On January 7, the nonprofit youth training organization Civic Works announced that it has met its fundraising goal and is launching a $7 million restoration campaign for Clifton Mansion. The Mansion was home to Henry Thompson, a War of 1812 hero, and the summer home of philanthropist Johns Hopkins. It is now owned by Baltimore City with Civic Works as a long-term tenant.
For me as the executive director of Baltimore Heritage and a board member of Civic Works, and, yes, with a name strongly associated with Clifton, one great part of this project is the tie between the past and the future. Hopkins – the philanthropist – gave his fortune to start the college and hospital that bear his name based on his belief that the future of Baltimore lay in educating our youth and providing basic services for all. Civic Works today carries out that same vision by educating and training Baltimore youth and working to improve our neighborhoods. In fact, a number of young Baltimore apprentice carpenters from Civic Works will have the opportunity to work alongside master carpenters as part of the Clifton renovation project.
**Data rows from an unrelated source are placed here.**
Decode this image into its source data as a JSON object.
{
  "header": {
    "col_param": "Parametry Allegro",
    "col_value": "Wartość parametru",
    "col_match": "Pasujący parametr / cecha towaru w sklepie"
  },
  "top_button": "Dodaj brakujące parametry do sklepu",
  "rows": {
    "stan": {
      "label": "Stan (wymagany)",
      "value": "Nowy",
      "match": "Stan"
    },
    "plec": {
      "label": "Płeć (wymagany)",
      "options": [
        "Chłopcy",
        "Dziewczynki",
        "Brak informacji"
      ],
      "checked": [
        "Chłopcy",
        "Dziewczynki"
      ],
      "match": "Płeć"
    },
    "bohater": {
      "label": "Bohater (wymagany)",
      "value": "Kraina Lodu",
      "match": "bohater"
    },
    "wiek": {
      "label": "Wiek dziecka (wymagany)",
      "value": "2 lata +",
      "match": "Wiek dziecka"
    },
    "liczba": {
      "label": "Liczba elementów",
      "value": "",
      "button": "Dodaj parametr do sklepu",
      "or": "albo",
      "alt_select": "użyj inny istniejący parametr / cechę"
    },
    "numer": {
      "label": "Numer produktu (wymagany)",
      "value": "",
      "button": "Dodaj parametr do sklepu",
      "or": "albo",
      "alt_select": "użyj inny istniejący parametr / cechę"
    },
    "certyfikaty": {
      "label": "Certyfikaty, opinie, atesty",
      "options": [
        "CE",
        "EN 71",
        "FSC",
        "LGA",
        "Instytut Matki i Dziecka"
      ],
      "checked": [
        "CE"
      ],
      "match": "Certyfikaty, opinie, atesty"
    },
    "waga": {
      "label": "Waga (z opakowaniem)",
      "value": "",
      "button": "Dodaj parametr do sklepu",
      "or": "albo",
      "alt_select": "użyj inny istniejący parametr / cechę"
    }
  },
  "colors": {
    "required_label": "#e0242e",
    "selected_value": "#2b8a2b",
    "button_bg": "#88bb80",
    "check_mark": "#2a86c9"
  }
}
What better place to bring past, present, and future together than Clifton?
The restoration work, which will take place over the next year, is a whole building project. It will include fully rebuilding the signature porches that surround the house, putting the main front stairs leading to the building back to their location in the mid-1800s, and renovating the interior throughout. And, thankfully, there is no talk of turning the building into another house museum. At the end, the Mansion will continue its dual role as office space for Civic Works and public space open for all of Baltimore. Stay tuned for a tour of this grand place as soon as the construction work allows.